• **ACTION ITEM**
Could you write the entries out again, exactly as they are?

• **Data about app and page elements**
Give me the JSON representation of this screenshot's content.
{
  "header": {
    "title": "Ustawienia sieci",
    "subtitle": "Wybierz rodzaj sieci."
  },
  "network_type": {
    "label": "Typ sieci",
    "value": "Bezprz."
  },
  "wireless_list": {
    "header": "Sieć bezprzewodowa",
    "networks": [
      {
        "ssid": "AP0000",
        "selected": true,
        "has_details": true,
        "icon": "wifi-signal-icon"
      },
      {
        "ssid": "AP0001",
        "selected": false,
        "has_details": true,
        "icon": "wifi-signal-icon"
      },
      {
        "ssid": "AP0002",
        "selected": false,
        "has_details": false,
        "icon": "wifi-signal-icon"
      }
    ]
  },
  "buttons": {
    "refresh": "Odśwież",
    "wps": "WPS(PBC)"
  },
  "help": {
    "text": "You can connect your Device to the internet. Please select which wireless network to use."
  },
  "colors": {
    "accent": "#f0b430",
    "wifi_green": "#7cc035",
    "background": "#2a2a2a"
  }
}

• **COMPLETED EXERCISE**
Give me the JSON representation of this screenshot's content.
{
  "header": {
    "title": "Ustawienia sieci",
    "subtitle": "Wybierz rodzaj sieci."
  },
  "network_type": {
    "label": "Typ sieci",
    "value": "Bezprz."
  },
  "wireless_list": {
    "header": "Sieć bezprzewodowa",
    "networks": [
      {
        "ssid": "AP0000",
        "selected": true,
        "has_details": true,
        "icon": "wifi-signal-icon"
      },
      {
        "ssid": "AP0001",
        "selected": false,
        "has_details": true,
        "icon": "wifi-signal-icon"
      },
      {
        "ssid": "AP0002",
        "selected": false,
        "has_details": false,
        "icon": "wifi-signal-icon"
      }
    ]
  },
  "buttons": {
    "refresh": "Odśwież",
    "wps": "WPS(PBC)"
  },
  "help": {
    "text": "You can connect your Device to the internet. Please select which wireless network to use."
  },
  "colors": {
    "accent": "#f0b430",
    "wifi_green": "#7cc035",
    "background": "#2a2a2a"
  }
}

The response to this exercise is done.